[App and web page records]
*** Begin section ***

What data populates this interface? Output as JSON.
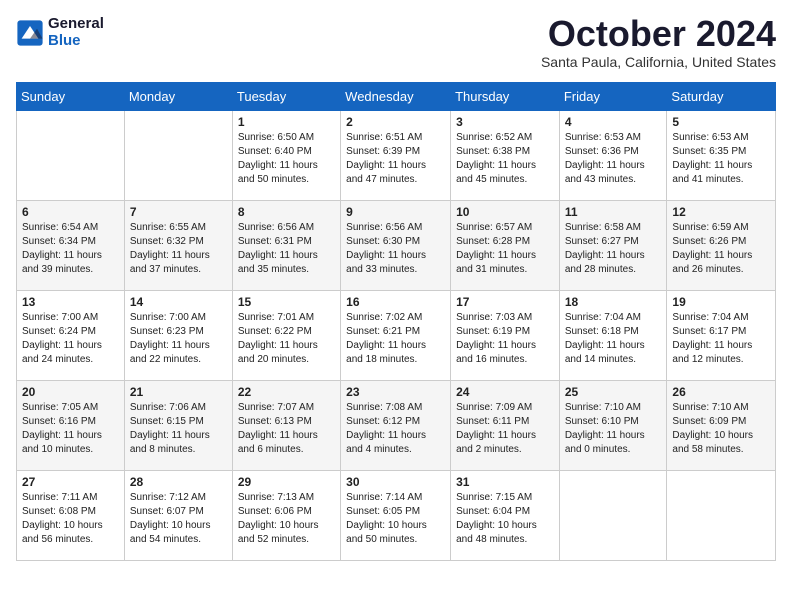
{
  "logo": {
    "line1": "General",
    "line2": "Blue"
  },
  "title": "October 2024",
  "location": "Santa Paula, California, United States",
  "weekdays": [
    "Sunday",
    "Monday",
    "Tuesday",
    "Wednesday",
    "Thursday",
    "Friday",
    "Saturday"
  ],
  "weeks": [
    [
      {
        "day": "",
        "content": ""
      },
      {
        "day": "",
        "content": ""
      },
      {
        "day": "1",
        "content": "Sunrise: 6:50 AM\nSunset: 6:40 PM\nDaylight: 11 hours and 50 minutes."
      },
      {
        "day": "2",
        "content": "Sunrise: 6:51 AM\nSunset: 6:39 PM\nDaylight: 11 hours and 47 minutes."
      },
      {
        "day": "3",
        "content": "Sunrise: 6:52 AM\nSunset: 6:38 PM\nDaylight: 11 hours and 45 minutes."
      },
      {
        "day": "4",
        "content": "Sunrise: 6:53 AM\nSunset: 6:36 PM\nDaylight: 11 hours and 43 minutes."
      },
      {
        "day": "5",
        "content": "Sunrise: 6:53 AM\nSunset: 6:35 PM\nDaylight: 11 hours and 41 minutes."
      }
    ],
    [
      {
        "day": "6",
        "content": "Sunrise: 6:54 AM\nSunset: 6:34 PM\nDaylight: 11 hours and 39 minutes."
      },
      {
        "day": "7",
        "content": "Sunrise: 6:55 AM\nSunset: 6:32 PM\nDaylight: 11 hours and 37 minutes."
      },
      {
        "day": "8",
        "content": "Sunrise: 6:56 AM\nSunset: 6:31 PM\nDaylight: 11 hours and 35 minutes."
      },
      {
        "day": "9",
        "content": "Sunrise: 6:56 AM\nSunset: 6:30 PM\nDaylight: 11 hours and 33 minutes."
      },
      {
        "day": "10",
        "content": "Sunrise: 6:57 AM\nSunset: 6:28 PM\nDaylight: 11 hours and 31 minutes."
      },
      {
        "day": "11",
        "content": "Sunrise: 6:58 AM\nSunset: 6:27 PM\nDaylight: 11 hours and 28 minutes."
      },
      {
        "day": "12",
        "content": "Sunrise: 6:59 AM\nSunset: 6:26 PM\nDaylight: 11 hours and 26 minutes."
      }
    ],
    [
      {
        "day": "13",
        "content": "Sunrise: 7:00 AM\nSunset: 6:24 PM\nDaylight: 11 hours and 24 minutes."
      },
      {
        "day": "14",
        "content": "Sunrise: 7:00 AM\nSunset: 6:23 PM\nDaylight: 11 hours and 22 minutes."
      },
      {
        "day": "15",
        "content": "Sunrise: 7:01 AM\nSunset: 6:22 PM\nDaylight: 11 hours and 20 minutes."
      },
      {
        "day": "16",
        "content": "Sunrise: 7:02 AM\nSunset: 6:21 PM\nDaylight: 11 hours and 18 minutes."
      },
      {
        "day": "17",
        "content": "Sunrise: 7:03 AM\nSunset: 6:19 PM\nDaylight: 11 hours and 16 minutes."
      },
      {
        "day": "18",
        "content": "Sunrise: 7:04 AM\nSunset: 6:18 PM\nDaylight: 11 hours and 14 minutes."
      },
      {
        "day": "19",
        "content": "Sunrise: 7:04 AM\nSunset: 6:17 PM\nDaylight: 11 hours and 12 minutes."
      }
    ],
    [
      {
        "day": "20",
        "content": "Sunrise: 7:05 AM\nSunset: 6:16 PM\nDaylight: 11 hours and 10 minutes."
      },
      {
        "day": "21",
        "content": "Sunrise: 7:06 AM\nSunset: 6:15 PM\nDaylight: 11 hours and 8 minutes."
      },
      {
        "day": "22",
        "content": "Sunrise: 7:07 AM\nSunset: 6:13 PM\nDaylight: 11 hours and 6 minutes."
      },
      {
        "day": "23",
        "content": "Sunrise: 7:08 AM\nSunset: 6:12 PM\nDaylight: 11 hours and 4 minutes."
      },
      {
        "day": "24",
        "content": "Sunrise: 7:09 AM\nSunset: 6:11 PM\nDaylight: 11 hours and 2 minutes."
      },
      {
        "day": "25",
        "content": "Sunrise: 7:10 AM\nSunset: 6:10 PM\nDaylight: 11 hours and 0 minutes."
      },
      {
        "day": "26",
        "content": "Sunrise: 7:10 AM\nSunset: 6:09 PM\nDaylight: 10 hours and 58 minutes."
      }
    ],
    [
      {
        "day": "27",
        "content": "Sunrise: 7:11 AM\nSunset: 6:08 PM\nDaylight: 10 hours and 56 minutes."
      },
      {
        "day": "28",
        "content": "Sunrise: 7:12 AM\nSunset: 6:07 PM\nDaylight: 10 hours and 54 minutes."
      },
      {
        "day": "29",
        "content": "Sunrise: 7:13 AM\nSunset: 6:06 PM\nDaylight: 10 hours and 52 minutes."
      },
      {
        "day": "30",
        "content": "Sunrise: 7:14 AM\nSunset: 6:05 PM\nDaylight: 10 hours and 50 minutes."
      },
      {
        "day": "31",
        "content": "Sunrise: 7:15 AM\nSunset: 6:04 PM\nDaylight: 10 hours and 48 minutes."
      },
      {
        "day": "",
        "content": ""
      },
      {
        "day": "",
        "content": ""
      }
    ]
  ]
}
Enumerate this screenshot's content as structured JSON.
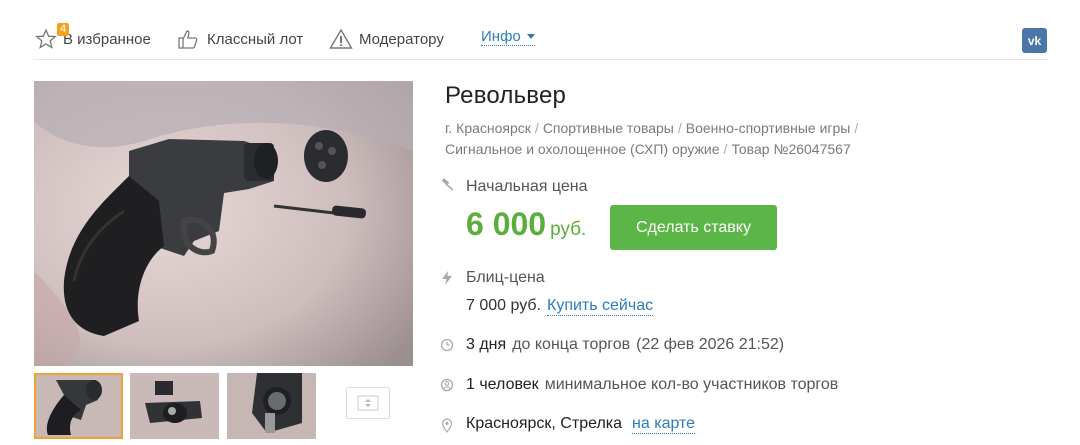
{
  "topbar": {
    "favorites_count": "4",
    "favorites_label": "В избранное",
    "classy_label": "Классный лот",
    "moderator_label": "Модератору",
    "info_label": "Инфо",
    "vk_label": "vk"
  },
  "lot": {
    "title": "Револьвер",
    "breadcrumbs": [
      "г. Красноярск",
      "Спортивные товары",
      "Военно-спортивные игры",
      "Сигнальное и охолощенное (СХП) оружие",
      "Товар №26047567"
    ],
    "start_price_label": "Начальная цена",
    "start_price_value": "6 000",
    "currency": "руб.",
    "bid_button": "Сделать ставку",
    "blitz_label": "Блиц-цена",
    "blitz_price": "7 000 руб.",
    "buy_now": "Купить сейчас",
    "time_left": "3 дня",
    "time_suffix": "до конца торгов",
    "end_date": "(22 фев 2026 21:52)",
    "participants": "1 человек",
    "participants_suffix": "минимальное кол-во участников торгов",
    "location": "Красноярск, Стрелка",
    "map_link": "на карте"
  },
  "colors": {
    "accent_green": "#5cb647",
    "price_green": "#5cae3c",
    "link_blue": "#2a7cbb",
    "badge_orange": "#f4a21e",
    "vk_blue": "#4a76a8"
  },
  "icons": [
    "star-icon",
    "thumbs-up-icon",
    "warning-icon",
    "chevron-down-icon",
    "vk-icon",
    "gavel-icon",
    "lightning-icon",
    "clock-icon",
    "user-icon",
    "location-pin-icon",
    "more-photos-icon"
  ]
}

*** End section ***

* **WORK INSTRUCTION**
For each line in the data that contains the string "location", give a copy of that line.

* **OUTPUT FOR THIS TASK**
  "location": "Santa Paula, California, United States",
    "location": "Красноярск, Стрелка",
    "location-pin-icon",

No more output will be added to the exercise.